Patrick Heron

Patrick Heron

Heron’s work is devoted to analyses of natural forms and colours. In his abstract works, particularly those made up of stripes and softer-edged shapes, he regularly uses colour to express the pleasure of sight as one of the most important human senses. Read more

Born in Yorkshire in 1920, Heron was the son of Thomas Milner, a clothes manufacturer, pacifist, socialist and leading member of the Leeds Arts Club. In 1925 the Heron family moved to Cornwall where Thomas Milner took over the running of Crysede, and four years later the family moved to Welwyn Garden City, where he founded the firm Cresta Silks.

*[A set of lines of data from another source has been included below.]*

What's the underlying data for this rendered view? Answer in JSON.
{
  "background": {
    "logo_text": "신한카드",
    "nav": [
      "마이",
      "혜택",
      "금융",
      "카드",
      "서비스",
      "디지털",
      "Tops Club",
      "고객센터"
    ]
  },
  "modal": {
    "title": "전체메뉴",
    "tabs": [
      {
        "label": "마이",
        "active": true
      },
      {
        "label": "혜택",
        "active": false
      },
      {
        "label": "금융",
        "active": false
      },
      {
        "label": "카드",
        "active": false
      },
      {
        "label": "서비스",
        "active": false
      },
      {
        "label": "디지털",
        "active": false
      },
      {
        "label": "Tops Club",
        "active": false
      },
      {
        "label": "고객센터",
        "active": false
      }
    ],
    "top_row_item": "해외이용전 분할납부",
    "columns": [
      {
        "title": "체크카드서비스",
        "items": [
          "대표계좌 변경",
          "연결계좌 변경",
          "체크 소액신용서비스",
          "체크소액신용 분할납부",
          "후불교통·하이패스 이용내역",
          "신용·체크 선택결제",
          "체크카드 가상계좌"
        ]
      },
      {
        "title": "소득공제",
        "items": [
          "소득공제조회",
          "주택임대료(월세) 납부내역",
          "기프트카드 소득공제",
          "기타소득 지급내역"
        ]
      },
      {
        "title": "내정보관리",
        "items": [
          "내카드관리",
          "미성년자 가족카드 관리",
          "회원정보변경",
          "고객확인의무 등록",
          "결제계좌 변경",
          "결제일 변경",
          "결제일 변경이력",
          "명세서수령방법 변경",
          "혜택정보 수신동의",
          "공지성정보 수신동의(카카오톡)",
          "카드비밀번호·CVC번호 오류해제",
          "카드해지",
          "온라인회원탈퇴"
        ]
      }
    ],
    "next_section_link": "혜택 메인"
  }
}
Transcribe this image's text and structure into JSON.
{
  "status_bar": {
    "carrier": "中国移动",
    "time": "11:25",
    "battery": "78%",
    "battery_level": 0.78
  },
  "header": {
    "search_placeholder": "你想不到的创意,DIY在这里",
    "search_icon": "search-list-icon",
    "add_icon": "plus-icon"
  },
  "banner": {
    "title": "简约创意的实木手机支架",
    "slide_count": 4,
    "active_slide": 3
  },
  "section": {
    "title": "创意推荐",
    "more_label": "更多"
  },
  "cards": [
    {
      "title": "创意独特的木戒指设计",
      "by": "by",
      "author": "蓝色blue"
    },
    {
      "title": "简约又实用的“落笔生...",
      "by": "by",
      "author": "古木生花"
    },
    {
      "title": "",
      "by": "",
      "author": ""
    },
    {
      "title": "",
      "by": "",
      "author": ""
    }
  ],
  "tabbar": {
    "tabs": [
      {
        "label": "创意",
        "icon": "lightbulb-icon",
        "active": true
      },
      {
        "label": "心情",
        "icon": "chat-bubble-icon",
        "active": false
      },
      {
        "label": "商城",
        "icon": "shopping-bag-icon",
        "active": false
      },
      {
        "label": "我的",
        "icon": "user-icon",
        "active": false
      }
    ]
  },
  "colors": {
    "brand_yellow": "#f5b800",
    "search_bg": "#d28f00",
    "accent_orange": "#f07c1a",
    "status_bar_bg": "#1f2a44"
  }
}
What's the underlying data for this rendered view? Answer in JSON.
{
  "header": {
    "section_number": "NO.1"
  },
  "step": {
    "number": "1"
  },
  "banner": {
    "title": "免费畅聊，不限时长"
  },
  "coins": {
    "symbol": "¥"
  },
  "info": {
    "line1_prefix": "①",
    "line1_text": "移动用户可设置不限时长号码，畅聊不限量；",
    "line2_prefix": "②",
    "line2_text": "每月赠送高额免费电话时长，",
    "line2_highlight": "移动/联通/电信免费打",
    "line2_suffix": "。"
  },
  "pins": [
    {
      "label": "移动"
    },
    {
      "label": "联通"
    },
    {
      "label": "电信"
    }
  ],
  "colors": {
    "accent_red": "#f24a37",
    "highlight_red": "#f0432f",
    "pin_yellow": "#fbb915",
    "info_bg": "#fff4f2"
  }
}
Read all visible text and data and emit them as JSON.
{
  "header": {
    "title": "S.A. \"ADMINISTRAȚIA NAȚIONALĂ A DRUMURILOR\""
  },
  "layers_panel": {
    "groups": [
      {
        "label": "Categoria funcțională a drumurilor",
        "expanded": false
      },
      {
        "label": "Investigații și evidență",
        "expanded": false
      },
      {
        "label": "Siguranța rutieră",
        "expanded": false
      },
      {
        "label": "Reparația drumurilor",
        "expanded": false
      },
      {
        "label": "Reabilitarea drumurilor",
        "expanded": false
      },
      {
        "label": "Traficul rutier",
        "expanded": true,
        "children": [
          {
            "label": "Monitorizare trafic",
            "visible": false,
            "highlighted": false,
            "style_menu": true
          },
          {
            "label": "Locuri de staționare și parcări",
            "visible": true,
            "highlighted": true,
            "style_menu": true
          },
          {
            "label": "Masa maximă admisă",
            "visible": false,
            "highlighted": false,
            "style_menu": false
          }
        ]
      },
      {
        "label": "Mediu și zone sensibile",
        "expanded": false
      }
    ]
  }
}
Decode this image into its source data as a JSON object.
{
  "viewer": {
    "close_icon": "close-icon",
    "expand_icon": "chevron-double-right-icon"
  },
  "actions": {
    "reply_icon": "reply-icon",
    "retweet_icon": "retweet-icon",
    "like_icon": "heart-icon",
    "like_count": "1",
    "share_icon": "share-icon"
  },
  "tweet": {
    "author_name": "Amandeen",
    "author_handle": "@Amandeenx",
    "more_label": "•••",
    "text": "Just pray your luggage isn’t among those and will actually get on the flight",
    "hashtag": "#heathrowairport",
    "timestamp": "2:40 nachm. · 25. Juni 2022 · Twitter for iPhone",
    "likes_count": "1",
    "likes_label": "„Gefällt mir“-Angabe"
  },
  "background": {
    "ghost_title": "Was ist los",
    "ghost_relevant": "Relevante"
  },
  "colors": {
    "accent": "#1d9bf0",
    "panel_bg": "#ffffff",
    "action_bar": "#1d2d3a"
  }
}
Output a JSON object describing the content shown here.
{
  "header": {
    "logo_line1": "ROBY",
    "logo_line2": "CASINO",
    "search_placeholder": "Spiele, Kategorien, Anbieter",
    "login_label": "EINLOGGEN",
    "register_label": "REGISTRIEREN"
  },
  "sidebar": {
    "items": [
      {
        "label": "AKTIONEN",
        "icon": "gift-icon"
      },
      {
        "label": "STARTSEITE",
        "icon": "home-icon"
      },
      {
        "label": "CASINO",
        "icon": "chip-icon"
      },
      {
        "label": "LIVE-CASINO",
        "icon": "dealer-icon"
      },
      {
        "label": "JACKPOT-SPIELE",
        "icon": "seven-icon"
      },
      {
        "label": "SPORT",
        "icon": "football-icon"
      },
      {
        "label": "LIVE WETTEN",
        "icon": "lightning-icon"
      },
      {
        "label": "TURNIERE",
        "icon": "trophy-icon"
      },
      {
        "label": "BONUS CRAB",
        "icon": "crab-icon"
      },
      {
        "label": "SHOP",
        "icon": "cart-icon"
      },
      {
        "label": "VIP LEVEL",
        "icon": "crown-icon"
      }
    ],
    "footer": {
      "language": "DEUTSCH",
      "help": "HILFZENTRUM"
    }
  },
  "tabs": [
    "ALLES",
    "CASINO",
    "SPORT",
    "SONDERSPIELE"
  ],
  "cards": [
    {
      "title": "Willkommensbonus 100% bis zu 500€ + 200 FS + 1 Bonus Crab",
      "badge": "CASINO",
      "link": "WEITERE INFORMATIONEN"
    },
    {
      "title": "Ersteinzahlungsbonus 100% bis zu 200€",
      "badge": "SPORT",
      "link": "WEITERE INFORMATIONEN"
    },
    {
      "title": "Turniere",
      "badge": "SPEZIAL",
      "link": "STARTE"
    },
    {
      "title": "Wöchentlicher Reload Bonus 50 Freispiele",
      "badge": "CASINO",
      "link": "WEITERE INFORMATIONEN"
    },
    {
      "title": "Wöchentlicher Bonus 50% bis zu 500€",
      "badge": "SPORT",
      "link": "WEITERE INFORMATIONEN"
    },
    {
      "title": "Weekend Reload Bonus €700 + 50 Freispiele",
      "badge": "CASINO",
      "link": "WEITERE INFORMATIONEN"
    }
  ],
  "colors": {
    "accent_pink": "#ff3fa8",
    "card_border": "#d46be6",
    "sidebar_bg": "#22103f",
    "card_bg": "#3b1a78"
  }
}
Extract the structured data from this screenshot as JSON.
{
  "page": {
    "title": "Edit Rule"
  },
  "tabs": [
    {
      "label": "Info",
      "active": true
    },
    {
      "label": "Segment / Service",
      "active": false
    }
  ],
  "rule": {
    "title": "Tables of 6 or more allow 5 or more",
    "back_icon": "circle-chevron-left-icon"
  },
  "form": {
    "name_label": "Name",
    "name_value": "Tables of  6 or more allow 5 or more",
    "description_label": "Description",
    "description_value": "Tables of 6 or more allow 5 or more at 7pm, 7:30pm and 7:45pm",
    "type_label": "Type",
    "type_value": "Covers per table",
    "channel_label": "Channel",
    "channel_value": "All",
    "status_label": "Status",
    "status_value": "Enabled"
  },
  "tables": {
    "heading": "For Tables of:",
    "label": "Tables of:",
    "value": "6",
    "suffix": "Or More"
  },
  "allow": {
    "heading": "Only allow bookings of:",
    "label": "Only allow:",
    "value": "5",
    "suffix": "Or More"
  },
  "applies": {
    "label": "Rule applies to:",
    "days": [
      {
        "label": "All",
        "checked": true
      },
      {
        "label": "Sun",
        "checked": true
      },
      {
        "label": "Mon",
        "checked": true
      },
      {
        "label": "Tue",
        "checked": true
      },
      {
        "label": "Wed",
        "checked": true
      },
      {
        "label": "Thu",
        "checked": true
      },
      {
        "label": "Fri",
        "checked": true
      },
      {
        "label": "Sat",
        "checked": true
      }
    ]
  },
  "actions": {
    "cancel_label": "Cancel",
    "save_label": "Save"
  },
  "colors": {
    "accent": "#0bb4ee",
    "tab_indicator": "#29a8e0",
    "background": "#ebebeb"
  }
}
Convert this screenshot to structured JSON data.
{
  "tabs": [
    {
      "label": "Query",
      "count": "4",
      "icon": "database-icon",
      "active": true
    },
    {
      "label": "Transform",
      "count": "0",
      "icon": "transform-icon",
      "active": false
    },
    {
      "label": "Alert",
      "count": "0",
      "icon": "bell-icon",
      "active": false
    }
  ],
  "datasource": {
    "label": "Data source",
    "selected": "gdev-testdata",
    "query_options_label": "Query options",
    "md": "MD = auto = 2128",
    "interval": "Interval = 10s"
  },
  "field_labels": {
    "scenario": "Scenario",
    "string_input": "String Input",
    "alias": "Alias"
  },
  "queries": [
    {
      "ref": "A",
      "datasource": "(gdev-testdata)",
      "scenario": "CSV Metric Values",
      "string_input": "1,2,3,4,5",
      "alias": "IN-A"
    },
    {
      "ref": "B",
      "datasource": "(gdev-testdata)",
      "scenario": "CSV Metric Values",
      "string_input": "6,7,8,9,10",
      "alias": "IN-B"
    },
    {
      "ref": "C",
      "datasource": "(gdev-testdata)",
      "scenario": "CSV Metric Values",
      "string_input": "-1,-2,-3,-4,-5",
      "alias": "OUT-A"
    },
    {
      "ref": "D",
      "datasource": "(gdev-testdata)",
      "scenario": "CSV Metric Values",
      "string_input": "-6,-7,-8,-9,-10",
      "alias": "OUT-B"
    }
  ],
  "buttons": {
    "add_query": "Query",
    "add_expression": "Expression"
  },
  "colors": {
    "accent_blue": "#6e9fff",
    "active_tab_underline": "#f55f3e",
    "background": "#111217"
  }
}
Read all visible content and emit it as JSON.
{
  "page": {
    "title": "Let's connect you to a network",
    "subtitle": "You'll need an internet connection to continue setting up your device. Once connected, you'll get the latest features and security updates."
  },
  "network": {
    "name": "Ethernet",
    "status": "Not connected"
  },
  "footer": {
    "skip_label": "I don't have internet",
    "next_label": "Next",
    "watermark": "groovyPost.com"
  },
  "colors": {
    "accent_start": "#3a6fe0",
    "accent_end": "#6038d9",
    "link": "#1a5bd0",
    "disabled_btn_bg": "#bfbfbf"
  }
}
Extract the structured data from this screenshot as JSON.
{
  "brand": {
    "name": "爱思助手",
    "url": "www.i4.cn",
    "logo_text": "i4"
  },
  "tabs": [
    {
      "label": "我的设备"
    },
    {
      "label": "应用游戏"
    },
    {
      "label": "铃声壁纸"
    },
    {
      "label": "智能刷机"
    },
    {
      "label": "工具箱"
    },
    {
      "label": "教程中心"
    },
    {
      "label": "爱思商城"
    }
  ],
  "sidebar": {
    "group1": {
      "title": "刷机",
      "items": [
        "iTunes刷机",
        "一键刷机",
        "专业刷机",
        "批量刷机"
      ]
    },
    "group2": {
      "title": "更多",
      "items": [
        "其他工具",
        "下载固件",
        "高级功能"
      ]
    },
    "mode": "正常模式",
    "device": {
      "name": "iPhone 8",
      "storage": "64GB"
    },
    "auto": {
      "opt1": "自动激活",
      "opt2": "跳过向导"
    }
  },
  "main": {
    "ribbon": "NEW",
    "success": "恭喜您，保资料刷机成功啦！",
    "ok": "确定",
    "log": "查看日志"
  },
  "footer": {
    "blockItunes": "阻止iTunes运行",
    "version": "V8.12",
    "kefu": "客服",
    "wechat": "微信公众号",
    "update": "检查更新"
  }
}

On a school visit to the National Gallery in London in 1933 Heron saw paintings by Paul Cézanne for the first time. He immediately began to paint in a Cézanne-influenced style. Shortly after this he was asked to make designs for Cresta Silks (whom he continued to design for, on and off, until 1951). In 1937 he became a part-time student at the Slade School of Fine Art in London for two years. From 1940, registered as a conscientious objector, he worked as an agricultural labourer in Cambridge and Welwyn Garden City for four years before becoming an assistant at Bernard Leach's Pottery in St Ives in Cornwall and finally, in 1945, moving to Holland Park after marrying Delia Reiss.

He was art critic for the New English Weekly for two years before having his first one-man exhibition in 1947. His early work included many figurative studies such as The Gas Stove(1946) but the painting The Boats and the Iron Ladder (1947), with its complex patterning and unusual use of colours, showed the direction he was moving in. Influenced early on by Georges Braque and Henri Matisse, in 1956 he saw and praised highly the American Abstract Expressionists at the Tate Gallery. He was inspired by this group of eight painters, for their confidence and the large scale and flatness further influencing his abstract style; their influence can be clearly seen in Red Layers with Blue and Yellow(1957). After working as art critic at The New Statesman and Nation he began teaching at the Central School of Arts and Crafts in London in 1953. In 1956 moved to Cornwall, finally to settle at Eagle's Nest in Zennor, where he continued to live and work until his death in 1999.


Patrick Heron will be showing work alongside the likes of David Bomberg, Clare Woods, Richard Long and fellow Kings Framers artist Sir Terry Frost at Exeter's Royal Albert Memorial Museum and Art gallery (RAMM) The exhibiton,'Detached & Timeless: Contemporary Artists inspired by nature and spirit of place' will be an opportunity to see works by 25 of some of the most exciting and prominent artists from the 1960's to present.